A combined cycle is an assembly of engines that convert heat into mechanical energy, which in turn usually drives electrical generators. The principle is that the exhaust of one heat engine is used as the heat source for another, increasing the system's overall efficiency. This works because heat engines are only able to use a portion of the energy their fuel generates (usually less than 50%).

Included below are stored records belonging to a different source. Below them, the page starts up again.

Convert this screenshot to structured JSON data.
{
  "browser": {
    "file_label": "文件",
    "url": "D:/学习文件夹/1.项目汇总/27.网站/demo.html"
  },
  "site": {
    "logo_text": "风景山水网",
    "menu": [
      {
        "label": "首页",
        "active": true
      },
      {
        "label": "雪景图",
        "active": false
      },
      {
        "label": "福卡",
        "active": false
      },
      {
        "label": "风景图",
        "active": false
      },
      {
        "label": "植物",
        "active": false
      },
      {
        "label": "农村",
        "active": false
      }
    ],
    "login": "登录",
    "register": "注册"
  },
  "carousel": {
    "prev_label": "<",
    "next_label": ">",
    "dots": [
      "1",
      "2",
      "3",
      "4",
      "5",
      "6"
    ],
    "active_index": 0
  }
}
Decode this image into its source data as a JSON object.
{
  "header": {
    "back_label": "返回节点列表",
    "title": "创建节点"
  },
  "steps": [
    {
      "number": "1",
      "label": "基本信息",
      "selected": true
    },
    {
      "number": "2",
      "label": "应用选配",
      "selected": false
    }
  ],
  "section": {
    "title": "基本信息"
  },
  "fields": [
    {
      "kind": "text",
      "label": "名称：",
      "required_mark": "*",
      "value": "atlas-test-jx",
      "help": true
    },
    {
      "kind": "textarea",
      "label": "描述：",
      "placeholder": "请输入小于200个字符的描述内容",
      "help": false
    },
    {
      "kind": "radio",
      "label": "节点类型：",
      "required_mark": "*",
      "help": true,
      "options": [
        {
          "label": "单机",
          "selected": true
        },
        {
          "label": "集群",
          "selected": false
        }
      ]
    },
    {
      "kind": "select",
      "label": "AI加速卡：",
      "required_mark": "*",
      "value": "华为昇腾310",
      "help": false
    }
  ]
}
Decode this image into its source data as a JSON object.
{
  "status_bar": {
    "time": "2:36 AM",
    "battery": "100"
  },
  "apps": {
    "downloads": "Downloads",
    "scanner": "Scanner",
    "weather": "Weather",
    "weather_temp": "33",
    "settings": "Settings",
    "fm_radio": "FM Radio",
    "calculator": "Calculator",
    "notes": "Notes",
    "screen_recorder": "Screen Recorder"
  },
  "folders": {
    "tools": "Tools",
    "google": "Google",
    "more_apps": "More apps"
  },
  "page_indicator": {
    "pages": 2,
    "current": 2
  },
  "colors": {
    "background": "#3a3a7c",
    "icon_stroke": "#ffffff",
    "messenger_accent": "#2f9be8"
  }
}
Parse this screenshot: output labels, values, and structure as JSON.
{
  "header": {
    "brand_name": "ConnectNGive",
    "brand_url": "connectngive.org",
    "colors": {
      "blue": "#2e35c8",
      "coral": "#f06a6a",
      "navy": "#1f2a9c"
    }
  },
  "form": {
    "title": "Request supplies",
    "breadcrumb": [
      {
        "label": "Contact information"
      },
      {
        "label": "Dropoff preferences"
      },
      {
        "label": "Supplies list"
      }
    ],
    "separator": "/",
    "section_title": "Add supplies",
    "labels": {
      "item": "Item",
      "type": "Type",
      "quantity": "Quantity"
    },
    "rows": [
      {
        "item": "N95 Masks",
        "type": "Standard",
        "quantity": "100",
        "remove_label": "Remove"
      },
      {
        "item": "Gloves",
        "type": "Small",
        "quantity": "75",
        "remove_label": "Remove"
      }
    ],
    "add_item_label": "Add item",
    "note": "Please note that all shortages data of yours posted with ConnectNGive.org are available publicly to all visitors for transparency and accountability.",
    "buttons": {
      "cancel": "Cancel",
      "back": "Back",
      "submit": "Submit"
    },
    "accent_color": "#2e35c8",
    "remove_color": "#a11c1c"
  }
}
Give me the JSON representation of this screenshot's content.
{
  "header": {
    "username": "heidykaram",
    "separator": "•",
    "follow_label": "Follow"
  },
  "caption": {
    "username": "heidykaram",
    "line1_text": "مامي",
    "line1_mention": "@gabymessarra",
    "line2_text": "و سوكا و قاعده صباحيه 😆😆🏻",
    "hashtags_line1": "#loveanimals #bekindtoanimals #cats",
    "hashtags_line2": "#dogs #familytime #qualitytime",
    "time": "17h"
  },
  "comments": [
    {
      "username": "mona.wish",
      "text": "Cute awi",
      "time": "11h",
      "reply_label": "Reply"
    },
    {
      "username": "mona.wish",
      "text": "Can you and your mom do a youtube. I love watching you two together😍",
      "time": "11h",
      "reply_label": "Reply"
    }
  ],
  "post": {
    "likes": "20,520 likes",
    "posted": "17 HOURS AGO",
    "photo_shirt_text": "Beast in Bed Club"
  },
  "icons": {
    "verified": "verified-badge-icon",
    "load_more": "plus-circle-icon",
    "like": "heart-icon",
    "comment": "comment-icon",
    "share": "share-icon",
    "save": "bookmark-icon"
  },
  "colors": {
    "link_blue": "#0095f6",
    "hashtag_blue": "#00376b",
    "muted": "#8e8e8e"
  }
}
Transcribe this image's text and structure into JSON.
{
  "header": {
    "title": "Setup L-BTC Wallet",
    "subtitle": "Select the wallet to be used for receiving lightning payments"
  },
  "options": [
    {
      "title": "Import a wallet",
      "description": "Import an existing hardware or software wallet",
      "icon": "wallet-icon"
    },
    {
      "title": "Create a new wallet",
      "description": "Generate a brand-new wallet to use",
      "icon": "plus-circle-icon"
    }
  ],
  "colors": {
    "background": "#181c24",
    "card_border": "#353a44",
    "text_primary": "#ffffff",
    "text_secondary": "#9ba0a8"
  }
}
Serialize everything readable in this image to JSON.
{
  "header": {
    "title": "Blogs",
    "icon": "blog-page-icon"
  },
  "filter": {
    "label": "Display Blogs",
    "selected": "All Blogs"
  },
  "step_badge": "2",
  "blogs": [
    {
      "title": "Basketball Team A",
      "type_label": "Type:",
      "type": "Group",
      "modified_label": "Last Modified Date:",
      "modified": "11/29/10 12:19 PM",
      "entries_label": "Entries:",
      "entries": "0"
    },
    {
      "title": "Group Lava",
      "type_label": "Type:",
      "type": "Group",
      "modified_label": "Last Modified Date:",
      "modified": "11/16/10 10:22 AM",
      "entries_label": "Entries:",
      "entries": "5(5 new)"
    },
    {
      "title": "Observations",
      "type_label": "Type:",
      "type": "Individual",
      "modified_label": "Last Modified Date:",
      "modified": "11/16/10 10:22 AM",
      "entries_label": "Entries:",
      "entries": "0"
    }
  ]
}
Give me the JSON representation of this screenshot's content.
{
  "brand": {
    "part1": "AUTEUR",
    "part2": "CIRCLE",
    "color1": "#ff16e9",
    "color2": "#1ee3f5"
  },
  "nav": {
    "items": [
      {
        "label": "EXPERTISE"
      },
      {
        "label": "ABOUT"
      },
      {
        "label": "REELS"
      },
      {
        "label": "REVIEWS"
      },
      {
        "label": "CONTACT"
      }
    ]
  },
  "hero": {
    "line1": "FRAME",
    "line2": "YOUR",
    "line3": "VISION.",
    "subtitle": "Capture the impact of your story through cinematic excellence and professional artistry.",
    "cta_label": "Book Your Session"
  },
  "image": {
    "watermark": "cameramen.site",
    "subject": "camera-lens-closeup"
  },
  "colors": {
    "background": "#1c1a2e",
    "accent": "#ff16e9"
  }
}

The remaining heat (e.g., hot exhaust fumes) from combustion is generally wasted. Combining two or more thermodynamic cycles results in improved overall efficiency, reducing fuel costs. In stationary power plants, a successful, common combination is the Brayton cycle (in the form of a turbine burning natural gas or synthesis gas from coal) and the Rankine cycle (in the form of a steam power plant). Multiple stage turbine or steam cylinders are also common.